OTTAWA — The Liberals were warned on the eve of an election year about the political consequences of following through on a four-year-old campaign promise to review the employment insurance system, newly released documents show.
Prime Minister Justin Trudeau had asked one of his senior ministers to conduct a sweeping review of the social safety net program to come up with ways to adapt EI to changing labour force demands.
The program hasn’t had a review in more than two decades, during which time it has become more complex while the number of people qualifying for benefits has dropped.
Documents provided to Social Development Minister Jean-Yves Duclos late last year warned about how a detailed review could drum up “significant expectations” on the Liberals to enact very costly changes to the program, tailored to each group’s priorities.
The documents, dated December 2018 and obtained by The Canadian Press under the Access to Information Act, said reconciling and managing “different and sometimes conflicting priorities” from stakeholder groups would be challenging, given that some “may be very costly” or “not in line with the program’s role and objectives.”
Although the Liberals didn’t launch a review as promised, Duclos’ office said the government is always looking for ways to improve the EI system, pointing to changes to parental leave, new family caregiver benefits, easing eligibility for new or returning workers, and a skills training credit — all done over four successive budgets.
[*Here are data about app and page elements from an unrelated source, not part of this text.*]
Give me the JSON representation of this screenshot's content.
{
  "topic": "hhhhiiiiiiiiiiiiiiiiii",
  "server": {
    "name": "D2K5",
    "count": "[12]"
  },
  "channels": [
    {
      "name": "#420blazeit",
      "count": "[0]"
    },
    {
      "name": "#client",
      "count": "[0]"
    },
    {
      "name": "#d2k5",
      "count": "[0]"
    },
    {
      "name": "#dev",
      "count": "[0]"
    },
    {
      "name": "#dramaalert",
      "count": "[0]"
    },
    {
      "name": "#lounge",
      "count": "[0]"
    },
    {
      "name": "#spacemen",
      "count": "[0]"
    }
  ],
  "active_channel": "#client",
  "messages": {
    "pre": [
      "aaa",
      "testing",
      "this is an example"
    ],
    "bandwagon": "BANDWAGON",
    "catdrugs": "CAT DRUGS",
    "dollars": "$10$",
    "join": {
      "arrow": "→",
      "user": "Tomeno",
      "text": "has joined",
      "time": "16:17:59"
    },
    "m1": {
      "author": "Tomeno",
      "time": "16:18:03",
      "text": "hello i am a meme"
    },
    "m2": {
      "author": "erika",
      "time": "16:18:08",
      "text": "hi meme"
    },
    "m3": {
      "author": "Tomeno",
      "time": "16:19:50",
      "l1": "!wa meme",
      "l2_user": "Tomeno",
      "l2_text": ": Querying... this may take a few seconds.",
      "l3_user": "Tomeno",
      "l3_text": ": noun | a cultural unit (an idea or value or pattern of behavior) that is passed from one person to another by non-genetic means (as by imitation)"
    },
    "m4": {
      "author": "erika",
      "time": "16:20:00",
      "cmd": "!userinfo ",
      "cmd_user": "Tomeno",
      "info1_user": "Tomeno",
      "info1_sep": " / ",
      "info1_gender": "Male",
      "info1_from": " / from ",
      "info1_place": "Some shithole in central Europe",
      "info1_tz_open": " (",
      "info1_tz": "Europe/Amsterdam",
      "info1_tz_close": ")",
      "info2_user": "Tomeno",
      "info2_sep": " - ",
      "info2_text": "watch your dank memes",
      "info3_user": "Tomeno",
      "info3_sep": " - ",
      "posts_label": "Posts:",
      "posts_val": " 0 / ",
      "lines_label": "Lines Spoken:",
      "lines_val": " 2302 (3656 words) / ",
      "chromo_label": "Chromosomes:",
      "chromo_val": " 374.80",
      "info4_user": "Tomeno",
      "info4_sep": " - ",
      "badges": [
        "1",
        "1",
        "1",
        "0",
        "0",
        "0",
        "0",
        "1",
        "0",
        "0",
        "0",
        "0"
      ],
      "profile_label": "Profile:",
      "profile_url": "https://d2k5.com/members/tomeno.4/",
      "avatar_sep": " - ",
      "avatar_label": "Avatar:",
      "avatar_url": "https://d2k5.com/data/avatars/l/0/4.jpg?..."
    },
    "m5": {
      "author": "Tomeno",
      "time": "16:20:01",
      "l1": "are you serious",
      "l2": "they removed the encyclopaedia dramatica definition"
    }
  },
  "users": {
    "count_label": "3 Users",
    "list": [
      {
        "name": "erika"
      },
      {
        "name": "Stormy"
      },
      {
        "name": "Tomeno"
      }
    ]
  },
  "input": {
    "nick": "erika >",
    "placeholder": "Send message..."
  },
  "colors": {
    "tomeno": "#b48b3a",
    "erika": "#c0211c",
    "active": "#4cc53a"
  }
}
Still, the government has heard growing concerns that more people could find themselves unable to access benefits, straining their finances and the economy over time, due to disruptive technology shifts in the labour market. The rise of the so-called ”gig economy,” officials wrote to Duclos, means that “gaps in EI coverage could widen over time.”